## ASSIGNMENT
Among the entries that follow, find every line with the word "FryOrderSize" and copy it.

════════════════

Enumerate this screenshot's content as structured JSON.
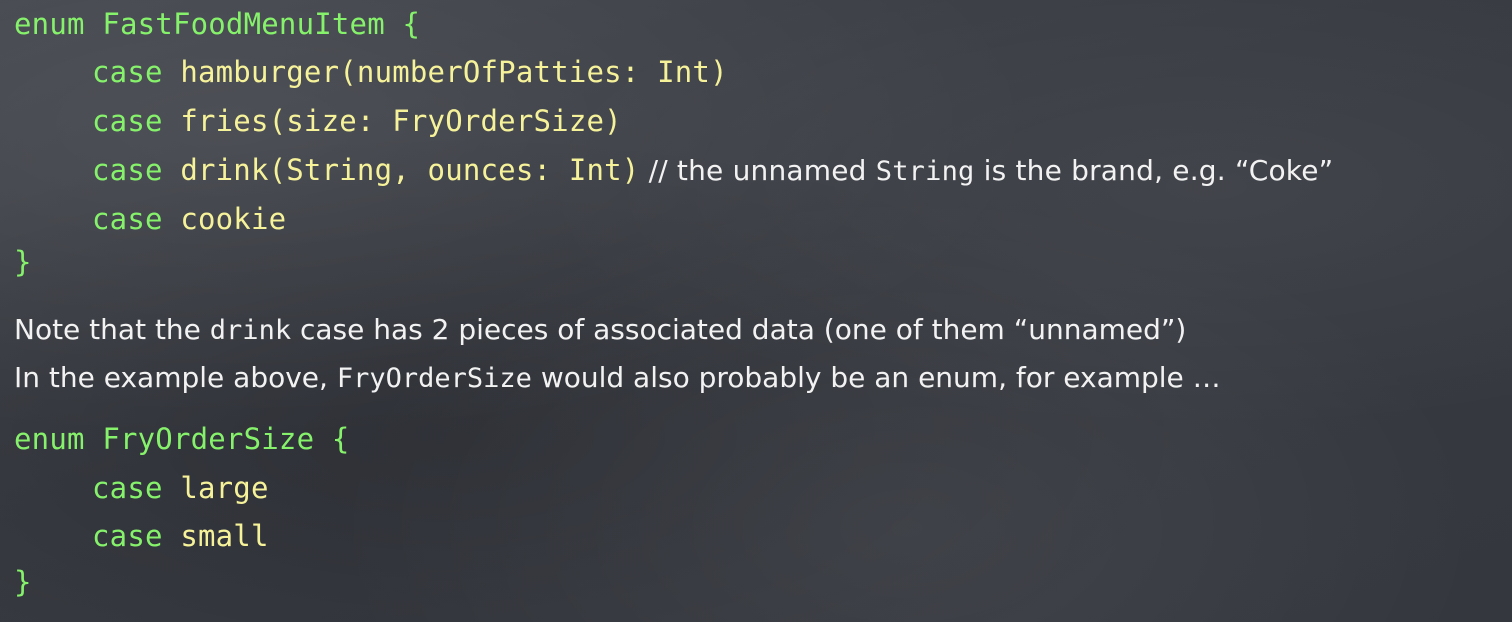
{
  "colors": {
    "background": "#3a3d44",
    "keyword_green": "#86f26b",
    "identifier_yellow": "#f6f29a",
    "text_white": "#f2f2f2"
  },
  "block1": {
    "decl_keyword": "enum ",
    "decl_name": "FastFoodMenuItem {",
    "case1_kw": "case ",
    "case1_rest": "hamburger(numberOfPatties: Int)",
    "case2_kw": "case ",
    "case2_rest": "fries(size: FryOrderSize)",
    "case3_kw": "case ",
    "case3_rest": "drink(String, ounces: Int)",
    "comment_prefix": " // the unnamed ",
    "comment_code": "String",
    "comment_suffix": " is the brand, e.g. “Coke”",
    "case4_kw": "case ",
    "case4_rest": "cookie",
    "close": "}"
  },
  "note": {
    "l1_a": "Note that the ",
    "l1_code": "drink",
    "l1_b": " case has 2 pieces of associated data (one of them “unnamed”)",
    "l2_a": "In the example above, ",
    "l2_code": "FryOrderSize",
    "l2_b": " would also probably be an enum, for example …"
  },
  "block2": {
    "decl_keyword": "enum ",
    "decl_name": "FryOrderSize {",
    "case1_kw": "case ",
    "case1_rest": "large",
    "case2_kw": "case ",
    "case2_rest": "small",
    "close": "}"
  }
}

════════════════

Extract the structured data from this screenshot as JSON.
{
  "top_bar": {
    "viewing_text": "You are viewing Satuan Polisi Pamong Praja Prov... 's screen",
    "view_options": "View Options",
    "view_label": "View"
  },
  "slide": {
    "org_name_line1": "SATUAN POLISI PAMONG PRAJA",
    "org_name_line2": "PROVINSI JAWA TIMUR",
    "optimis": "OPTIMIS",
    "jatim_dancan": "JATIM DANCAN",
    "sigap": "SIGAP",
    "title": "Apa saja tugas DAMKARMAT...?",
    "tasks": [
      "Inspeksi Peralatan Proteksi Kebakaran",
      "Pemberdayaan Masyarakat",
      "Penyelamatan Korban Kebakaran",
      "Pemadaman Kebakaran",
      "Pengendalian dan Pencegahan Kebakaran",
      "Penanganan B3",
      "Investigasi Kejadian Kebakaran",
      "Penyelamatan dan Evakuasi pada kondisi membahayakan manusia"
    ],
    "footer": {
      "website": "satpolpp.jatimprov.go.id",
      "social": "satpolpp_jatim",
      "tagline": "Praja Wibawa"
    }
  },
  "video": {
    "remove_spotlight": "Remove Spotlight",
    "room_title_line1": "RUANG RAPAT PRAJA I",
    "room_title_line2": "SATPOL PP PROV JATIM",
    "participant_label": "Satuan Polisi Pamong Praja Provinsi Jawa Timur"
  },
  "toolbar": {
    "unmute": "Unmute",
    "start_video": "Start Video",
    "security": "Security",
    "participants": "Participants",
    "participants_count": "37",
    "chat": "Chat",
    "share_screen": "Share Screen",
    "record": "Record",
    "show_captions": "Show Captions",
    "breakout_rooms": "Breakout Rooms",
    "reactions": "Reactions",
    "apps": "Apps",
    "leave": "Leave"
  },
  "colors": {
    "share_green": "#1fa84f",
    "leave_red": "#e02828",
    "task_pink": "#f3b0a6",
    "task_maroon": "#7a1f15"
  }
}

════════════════

## ANSWER TO THE PROBLEM
    "case2_rest": "fries(size: FryOrderSize)",
    "l2_code": "FryOrderSize",
    "decl_name": "FryOrderSize {",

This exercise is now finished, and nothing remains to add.